Browne is the leader of Freudenberg’s shoe and leather goods business unit. The company’s development of this waterproof technology has allowed it to expand its business into snowboarding shoes and other high performance applications.
The laminate, which is marketed under the Airliner 1.0 brand name has already been used in several European sport shoe brands. The nonwovens/SAP combination allows the nonwoven to absorb moisture from the feet. The liner is attached to a hydrophobic strobel-stitched insole and a hydrophobic cover. This creation sits above the rubber sole and below the insole of the shoe.
“We are making the nonwoven in our U.K. plant,” Brown explained to the audience. “The SAP material is dried and needled into a nonwoven.”
This process allows the resulting substrate to have a resultant pore size depending on the conditions. When the substrate is dry, the pores are large allowing the foot to breathe. As the substrate becomes wet, the pores shink, optimizing absorption and allowing it to remain dry. This creates a waterproof condition in the wet state, Brown explains.
Next up for Freudenberg is Airliner 2.0 technology, which is softer and slicker than its earlier generations, allowing it to offer moisture management in other parts of the shoe, like the tongue or the full lining, Browne said adding that his company has already formed a partnership using this technology in the golf shoe market.
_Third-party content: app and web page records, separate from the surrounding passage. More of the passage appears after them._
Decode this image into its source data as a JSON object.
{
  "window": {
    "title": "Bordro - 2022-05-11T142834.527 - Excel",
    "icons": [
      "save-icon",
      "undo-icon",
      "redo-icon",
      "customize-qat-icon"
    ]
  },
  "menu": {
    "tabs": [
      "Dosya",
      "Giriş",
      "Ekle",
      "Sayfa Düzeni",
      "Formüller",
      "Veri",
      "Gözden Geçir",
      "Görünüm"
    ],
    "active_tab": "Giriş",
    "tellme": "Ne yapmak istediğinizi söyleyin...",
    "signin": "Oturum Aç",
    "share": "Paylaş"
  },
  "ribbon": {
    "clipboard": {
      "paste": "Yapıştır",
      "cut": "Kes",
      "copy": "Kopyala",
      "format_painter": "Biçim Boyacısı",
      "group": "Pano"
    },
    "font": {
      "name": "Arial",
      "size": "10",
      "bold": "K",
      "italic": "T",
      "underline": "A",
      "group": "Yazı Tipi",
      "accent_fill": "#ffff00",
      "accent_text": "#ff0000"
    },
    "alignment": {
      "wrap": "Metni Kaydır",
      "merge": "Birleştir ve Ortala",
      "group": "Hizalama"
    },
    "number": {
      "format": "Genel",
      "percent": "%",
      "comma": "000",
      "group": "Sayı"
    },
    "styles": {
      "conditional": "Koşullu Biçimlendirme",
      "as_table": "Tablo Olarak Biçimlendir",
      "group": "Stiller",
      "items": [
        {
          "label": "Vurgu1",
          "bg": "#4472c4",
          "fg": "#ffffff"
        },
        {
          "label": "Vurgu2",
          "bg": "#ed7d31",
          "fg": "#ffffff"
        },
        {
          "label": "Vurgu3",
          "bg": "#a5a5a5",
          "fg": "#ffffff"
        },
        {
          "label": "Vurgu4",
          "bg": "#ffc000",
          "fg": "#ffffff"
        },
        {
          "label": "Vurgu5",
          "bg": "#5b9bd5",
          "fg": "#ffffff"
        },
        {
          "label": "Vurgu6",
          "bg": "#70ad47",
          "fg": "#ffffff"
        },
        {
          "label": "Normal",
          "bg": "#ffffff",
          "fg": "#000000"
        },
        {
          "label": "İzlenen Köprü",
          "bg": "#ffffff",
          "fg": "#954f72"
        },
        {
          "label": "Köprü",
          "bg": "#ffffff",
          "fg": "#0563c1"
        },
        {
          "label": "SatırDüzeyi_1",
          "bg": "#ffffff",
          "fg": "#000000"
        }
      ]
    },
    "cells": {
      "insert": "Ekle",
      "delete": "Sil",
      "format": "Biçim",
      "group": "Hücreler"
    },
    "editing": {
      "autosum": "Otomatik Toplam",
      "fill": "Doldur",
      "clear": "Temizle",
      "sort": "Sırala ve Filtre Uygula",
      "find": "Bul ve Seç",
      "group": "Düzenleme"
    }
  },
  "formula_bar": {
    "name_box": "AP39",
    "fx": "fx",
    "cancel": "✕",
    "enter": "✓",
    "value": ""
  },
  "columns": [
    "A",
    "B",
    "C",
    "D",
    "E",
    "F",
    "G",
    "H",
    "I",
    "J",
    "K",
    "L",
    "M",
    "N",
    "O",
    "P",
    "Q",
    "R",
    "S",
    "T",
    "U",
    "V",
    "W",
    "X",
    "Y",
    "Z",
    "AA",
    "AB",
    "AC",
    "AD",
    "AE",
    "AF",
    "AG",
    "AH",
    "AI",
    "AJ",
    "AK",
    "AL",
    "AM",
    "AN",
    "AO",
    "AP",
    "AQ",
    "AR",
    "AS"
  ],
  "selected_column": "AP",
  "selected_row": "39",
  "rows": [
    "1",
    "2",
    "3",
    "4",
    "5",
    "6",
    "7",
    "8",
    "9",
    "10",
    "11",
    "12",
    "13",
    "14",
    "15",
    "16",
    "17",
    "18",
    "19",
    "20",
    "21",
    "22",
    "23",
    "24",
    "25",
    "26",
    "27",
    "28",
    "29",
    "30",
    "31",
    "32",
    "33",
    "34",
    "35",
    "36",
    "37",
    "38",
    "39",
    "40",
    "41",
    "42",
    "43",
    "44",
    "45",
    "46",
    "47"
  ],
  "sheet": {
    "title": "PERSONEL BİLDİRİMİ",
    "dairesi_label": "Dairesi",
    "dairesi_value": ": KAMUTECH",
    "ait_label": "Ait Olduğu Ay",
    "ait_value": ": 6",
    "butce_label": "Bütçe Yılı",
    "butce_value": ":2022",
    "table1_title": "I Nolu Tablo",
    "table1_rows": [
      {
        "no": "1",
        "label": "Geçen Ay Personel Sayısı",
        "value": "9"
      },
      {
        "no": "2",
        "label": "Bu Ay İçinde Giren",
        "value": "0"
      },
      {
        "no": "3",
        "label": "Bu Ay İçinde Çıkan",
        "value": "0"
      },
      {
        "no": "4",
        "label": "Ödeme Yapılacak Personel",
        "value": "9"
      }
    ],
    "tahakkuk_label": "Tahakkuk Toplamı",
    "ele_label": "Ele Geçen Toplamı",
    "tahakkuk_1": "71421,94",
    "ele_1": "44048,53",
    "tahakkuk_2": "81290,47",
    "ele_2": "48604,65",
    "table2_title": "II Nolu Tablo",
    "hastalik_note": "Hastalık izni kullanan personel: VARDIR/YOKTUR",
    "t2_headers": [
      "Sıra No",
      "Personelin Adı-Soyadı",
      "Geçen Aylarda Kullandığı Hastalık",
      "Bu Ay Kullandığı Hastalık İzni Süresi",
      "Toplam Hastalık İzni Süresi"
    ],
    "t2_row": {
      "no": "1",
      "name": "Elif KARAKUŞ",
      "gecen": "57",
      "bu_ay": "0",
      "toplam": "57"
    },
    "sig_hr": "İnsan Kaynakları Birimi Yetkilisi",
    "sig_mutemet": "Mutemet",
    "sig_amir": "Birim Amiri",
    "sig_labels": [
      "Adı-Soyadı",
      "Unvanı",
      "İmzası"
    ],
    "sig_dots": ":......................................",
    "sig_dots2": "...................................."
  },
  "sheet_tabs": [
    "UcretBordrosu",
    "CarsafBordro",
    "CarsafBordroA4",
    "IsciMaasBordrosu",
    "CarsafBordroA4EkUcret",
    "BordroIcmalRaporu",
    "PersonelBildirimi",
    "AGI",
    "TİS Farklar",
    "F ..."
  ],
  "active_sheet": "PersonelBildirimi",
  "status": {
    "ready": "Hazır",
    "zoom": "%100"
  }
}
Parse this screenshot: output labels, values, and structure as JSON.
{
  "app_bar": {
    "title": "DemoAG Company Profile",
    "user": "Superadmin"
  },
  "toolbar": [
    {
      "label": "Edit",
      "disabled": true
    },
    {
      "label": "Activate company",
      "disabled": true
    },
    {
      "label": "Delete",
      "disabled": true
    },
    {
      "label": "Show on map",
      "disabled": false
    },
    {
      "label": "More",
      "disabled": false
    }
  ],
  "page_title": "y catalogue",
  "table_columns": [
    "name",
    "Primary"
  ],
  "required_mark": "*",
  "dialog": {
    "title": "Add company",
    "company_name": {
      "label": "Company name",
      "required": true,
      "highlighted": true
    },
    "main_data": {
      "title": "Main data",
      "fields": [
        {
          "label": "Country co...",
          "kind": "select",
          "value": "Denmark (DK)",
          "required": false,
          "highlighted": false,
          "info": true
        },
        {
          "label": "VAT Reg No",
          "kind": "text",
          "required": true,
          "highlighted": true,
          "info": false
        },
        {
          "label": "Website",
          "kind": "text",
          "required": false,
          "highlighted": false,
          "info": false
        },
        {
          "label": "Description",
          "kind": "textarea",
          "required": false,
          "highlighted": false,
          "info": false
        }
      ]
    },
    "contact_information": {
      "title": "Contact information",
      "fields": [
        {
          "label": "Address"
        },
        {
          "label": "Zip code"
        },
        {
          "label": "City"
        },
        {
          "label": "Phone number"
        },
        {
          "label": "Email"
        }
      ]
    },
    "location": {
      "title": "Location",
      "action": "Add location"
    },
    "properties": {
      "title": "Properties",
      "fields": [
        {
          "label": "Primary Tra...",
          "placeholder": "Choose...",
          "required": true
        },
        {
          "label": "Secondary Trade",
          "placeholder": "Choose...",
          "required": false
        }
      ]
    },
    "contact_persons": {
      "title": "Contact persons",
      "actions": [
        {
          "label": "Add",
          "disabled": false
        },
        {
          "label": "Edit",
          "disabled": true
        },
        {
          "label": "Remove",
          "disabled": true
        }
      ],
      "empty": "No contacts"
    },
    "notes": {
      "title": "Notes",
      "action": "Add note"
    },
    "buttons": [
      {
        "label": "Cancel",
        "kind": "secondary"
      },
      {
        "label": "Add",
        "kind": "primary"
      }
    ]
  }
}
Freudenberg Performance Materials has also been able to target the outdoors sports market with its Comfortemp material, a thermo-regulating nonwoven material with textile sensation that provides high quality and comfort. These intelligent nonwoven materials contain phase change material (PCM) inside a durable microcapsule, allowing them to find use in winter clothing. PCM’s are substances that change their physical state with change in temperature. With Comfortemp, the process will repeat whenever the temperature crosses the preset value, keeping the wearing temperature within a desired range.